## Task statement
Pick out each line below containing "true".

Entries from a dataset of interfaces
# # # # #
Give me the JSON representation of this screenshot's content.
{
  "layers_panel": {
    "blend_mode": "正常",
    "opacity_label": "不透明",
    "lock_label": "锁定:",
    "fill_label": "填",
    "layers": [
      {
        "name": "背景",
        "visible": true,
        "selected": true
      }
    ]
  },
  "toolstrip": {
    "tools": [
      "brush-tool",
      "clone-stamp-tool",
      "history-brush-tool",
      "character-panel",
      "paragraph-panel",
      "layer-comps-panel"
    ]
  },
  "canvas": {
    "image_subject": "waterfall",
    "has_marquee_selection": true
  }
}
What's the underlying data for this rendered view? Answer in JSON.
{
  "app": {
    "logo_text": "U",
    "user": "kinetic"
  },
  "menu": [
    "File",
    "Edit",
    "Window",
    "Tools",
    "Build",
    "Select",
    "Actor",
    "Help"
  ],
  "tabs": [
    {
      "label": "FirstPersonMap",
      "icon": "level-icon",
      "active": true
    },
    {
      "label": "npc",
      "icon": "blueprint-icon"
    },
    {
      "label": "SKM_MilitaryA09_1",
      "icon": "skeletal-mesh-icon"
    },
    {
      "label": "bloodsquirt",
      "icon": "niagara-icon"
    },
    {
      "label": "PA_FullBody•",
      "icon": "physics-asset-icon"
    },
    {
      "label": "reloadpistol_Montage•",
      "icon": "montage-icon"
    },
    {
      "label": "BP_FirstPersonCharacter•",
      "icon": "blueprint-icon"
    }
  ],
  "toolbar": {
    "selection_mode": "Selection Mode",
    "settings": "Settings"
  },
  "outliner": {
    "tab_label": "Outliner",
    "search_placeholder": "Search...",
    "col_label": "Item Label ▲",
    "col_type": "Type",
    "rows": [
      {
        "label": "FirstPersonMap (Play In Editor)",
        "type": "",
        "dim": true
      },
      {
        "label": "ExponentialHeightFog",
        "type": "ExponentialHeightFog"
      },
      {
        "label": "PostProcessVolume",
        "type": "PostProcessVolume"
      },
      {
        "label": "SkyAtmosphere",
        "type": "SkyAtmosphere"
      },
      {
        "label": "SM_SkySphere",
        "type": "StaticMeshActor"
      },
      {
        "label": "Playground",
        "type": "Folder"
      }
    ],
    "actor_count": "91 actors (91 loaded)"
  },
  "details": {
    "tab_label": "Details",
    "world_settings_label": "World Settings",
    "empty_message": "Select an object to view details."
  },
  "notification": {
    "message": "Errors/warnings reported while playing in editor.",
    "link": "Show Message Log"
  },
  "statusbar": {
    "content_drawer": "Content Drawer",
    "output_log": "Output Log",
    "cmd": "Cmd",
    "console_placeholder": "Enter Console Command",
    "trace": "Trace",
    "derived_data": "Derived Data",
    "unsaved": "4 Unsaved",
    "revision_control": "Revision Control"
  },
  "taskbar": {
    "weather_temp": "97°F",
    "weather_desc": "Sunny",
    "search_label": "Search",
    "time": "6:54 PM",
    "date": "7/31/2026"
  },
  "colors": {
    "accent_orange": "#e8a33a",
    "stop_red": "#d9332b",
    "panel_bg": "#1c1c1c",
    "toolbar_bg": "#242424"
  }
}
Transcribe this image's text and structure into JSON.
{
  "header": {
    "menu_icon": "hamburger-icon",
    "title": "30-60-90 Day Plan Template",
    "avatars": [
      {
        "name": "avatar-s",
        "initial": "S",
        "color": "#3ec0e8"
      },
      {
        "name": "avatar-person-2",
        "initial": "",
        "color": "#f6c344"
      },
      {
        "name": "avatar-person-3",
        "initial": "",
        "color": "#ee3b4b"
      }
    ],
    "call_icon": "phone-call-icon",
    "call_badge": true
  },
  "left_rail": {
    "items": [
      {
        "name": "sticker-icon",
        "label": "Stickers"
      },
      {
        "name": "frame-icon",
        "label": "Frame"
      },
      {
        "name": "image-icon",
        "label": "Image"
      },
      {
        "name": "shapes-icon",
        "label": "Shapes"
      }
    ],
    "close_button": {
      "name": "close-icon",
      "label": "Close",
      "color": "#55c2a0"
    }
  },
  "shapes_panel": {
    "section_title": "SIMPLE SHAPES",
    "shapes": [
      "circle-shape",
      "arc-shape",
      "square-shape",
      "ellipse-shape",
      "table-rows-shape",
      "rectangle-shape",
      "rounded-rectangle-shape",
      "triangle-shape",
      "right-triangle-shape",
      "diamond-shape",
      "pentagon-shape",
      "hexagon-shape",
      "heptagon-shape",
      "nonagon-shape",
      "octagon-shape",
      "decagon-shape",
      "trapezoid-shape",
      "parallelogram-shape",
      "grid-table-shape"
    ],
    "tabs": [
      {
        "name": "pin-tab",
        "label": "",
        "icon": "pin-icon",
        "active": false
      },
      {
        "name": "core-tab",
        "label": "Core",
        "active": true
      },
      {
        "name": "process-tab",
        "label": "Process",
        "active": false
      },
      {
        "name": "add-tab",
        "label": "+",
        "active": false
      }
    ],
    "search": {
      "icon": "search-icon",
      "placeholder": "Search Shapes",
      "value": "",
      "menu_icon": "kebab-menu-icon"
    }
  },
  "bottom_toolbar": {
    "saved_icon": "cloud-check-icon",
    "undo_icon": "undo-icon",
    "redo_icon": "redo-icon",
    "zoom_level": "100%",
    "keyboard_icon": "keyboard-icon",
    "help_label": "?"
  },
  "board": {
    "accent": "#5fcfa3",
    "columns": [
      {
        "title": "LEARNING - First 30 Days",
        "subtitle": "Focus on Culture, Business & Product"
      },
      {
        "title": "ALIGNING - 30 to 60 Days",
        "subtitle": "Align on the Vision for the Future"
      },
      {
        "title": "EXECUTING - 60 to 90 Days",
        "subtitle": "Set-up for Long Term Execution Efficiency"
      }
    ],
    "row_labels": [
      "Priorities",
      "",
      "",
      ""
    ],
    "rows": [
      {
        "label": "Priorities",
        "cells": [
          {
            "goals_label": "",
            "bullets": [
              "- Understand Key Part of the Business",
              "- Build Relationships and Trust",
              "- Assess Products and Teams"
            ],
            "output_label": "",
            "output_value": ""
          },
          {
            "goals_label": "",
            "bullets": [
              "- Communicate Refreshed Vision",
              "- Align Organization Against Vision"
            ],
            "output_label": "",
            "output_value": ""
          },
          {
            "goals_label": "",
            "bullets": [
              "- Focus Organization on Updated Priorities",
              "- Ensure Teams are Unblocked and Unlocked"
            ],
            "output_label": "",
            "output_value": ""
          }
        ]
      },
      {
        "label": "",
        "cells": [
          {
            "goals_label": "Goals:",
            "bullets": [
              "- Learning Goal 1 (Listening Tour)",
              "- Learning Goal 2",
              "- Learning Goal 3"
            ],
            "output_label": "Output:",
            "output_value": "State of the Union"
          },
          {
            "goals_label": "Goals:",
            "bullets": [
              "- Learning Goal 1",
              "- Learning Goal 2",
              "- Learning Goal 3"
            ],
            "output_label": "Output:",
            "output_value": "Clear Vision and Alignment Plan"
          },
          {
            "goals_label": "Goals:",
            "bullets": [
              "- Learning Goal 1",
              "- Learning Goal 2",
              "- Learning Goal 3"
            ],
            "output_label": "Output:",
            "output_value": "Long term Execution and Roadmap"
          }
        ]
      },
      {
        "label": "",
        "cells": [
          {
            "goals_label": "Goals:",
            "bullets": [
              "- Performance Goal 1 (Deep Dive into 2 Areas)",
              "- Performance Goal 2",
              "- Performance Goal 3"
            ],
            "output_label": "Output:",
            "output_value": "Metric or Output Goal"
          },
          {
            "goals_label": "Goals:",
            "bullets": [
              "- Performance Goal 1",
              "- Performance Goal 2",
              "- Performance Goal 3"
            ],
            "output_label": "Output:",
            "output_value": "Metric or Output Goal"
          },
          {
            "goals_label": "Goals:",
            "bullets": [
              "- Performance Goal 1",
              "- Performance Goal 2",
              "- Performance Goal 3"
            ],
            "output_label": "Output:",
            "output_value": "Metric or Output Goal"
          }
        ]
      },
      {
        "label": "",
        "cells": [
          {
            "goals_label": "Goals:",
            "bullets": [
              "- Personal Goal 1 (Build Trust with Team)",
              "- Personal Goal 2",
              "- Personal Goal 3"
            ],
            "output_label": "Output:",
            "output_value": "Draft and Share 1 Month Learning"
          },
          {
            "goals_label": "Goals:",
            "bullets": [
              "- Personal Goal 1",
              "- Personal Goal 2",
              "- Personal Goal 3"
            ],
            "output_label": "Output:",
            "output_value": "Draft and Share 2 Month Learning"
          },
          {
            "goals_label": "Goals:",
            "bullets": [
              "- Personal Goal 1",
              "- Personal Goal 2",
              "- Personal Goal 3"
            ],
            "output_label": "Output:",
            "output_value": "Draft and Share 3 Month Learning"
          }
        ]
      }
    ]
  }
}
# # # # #
## Result of this task
        "visible": true,
        "selected": true
    "has_marquee_selection": true
      "active": true
        "dim": true
    "call_badge": true
        "active": true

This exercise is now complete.